German markets regulator BaFin is conducting a special probe of Deutsche Bank (DBKGn.DE) as part of a wider investigation into possible manipulation of the London Inter Bank Offered Rate (Libor), two people familiar with the matter said on Friday.

The German regulator declined to comment specifically on whether it was probing Deutsche Bank, but said it was in looking into suspected manipulation of Libor rates by banks.

“We are making use of our entire spectrum of regulatory instruments, so far as this is necessary,” a spokesman said.

Deutsche Bank shares extended losses after the news and traded 4.3 percent lower at 1523 GMT.

Results from the probe are expected to emerge in mid July, one of the sources said.

They said the investigation was a so-called special probe initiated by the regulator, which is more severe than routine probes which are initiated by a third party, for example a bank.

Deutsche Bank declined to comment but referred to its quarterly report which said the bank has received various subpoenas and requests for information from certain regulators and governmental entities in the United States and Europe, in connection with setting interbank offered rates for various currencies.

These inquiries relate to various periods between 2005 and 2011. At the time, Deutsche Bank said it is cooperating with these investigations.

Botched transfer leads to foreclosure nightmare by BofA and LPS Field Services

A red scarf draped over a bannister is one of the few clues that Sidnetta Smith and her children lived in the sandy-gray, two-story Conyers home.

It was taken by a bank, even though that bank didn’t hold a valid mortgage on it.

Bank of America has since tried to rescind its April 2010 foreclosure. But hitting the reset button can’t undo uprooting her kids or replace family photos, jewelry and kids’ honor roll certificates.

“I miss it. I miss it a lot,” a stoic Smith, 41, said of the still-vacant home on Wall Street.

Smith’s case highlights how few protections borrower advocates say Georgia offers during foreclosure. Georgia, like most states, has no “judicial review” in which a judge verifies basic facts before a bank can take a house. In the “non-judicial” system, bankruptcy or a lawsuit are the main means of disputing a foreclosure.

Advocates for borrowers say it’s impossible to know how many improper foreclosures have occurred because no one is monitoring the validity of the paperwork.

Read on.

 

LIBOR Rate: If You Have Credit Card Debt or an ARM You Need to Know

Yahoo:
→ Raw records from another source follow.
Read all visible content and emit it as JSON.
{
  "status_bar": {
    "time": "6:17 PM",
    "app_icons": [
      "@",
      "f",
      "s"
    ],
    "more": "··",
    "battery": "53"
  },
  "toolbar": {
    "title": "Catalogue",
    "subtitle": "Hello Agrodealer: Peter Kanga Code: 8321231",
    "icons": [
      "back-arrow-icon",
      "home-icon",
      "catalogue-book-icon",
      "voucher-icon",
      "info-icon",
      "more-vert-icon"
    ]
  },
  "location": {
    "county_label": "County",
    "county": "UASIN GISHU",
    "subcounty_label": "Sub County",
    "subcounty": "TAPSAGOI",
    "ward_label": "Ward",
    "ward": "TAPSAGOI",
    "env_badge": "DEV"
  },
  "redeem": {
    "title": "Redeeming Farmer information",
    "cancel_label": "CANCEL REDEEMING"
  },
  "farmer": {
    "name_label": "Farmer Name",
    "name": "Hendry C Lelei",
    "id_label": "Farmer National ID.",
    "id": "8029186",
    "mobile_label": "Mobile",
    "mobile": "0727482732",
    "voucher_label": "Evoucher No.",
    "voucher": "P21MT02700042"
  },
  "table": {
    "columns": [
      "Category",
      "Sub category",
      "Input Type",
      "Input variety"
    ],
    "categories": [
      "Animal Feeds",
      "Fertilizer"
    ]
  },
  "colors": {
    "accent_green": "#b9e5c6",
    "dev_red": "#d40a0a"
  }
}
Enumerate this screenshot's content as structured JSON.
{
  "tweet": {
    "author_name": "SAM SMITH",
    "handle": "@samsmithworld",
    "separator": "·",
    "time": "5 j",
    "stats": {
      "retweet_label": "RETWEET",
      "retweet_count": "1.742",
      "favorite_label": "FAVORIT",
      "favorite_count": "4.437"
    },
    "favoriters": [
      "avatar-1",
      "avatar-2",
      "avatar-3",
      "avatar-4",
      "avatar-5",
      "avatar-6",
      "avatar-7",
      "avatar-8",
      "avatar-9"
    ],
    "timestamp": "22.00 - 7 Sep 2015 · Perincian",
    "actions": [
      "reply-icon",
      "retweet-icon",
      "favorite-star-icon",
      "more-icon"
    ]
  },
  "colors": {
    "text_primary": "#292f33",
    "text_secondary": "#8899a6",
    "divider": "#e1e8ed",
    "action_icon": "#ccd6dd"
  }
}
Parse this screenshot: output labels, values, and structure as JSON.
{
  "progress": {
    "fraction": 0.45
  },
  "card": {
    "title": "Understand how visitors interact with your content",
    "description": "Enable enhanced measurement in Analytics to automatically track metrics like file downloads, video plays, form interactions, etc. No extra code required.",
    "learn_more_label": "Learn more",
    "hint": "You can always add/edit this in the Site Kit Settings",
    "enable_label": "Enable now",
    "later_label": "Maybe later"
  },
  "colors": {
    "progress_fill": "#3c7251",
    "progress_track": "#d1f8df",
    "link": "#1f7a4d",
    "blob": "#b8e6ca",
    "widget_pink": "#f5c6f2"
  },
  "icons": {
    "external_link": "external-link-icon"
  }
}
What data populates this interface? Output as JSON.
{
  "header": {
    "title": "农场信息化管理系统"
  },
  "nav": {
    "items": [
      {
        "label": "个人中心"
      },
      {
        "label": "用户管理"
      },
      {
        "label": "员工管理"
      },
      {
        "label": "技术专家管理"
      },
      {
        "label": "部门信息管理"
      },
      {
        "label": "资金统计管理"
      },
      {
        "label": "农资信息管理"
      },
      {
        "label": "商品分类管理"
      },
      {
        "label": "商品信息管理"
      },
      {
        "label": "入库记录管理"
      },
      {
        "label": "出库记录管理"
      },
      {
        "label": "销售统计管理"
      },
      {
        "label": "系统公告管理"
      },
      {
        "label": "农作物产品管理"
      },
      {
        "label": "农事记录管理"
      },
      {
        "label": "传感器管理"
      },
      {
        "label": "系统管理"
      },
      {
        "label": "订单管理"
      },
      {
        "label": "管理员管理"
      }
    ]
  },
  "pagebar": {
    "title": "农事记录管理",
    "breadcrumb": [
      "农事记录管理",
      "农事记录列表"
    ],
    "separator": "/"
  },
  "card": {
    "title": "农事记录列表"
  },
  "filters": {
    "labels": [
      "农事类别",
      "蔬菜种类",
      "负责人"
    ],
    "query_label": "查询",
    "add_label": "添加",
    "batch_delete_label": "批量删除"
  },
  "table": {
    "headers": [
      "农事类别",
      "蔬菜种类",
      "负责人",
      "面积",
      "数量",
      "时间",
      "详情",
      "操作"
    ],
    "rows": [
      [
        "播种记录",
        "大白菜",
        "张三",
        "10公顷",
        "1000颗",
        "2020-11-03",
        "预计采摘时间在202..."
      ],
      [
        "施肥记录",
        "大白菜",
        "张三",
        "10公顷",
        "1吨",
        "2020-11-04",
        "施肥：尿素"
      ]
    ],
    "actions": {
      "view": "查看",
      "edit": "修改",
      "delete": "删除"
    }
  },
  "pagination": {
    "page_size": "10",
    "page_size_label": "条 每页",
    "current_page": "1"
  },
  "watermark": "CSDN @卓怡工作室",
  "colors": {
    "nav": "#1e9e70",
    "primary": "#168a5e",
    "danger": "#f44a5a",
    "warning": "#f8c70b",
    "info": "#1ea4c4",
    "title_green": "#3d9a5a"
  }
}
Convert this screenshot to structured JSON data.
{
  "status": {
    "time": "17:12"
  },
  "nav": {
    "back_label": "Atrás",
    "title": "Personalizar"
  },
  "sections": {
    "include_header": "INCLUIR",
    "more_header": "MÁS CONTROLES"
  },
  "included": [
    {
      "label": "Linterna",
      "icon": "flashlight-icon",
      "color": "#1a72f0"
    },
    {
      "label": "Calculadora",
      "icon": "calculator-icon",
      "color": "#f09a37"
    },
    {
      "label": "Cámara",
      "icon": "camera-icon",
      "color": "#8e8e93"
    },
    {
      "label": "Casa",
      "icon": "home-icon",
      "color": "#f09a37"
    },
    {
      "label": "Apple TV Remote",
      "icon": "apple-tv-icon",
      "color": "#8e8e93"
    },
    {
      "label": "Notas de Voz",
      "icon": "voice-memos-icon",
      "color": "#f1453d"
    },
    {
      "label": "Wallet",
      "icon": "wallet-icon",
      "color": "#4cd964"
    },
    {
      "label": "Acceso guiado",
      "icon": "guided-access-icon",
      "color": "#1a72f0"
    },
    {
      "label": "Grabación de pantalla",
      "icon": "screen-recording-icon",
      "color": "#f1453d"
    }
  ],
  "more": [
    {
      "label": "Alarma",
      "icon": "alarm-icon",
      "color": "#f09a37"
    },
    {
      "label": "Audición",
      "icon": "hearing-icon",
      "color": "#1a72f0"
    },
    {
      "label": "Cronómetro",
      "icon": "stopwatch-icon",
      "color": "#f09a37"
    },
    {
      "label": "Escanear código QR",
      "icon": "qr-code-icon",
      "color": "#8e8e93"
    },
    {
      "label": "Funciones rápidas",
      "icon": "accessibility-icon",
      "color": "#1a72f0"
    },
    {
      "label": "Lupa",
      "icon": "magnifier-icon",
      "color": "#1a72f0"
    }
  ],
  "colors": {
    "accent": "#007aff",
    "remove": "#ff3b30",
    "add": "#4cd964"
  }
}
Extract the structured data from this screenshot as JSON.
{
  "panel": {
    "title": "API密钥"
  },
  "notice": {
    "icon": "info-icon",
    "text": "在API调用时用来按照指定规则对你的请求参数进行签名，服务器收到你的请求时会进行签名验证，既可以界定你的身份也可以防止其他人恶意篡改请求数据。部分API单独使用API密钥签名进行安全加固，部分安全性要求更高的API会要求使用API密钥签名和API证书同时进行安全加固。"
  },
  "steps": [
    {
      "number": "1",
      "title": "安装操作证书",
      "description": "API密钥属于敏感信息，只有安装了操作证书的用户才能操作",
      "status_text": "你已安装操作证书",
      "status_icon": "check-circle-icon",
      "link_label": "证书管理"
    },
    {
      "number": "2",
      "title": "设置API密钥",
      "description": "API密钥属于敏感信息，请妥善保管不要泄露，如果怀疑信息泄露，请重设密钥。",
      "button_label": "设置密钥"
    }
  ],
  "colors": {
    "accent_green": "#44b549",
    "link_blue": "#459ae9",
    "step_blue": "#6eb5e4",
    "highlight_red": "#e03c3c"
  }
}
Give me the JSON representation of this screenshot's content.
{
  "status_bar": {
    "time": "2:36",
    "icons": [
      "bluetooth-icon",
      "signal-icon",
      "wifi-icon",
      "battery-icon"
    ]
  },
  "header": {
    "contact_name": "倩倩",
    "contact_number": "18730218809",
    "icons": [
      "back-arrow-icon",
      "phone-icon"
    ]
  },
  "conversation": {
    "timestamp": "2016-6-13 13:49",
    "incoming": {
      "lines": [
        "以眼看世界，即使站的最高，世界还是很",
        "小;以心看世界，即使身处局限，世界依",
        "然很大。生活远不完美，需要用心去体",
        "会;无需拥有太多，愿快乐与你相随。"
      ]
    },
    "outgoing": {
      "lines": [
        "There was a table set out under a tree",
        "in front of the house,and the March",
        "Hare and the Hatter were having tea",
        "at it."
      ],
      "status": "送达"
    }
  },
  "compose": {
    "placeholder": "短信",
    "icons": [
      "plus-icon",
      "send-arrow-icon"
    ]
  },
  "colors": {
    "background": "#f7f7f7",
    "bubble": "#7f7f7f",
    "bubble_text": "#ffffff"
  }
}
Here is a buzz word for you that you might have heard during the Sub Prime crisis. The word is “LIBOR”. LIBOR stands for London Inter-bank Offered Rate. LIBOR is the short term interest rate at which banks borrow funds from each other Although we have seen Fed Chairman, Ben Bernanke, lowering rates quite significantly, we are seeing some concerns with LIBOR which is indicative of a potential credit tightening between banks. If banks won’t loosen the purse strings to other banks, then the loans to consumers can become more of an adversity. Typically the LIBOR rate isn’t that far off from the Fed Funds Rate. The Fed Fund rate is the interest rate on “overnight” loans between banks. However, due to this liquidity problem we have had, the banks have become concerned about lending to each other. Hence the LIBOR has been rising independently from the Fed Funds Rate.

Why Should You Be Concerned?

If you don’t have an Adjustable Rate Mortgage (ARM) or if you pay off your credit cards on time, then you don’t have to be concerned unless you just want to know about the “whys?” on our dilemma with this credit crunch. However, if you do have an Adjustable Rate Mortgage and you have a high balance on your credit card where you don’t think you are going to pay it off any time soon, then I’d say, pay attention to this. The reason is that it is tied into the LIBOR rate, not the Fed Funds rate. It might create a hardship for you, if you are in these type of situations. So before you go for a new mortgage, ask if it is tied to the FED Funds Rate or the LIBOR Rate. And be aware that if the LIBOR rate goes up, so will your credit card interest rate.

Read on.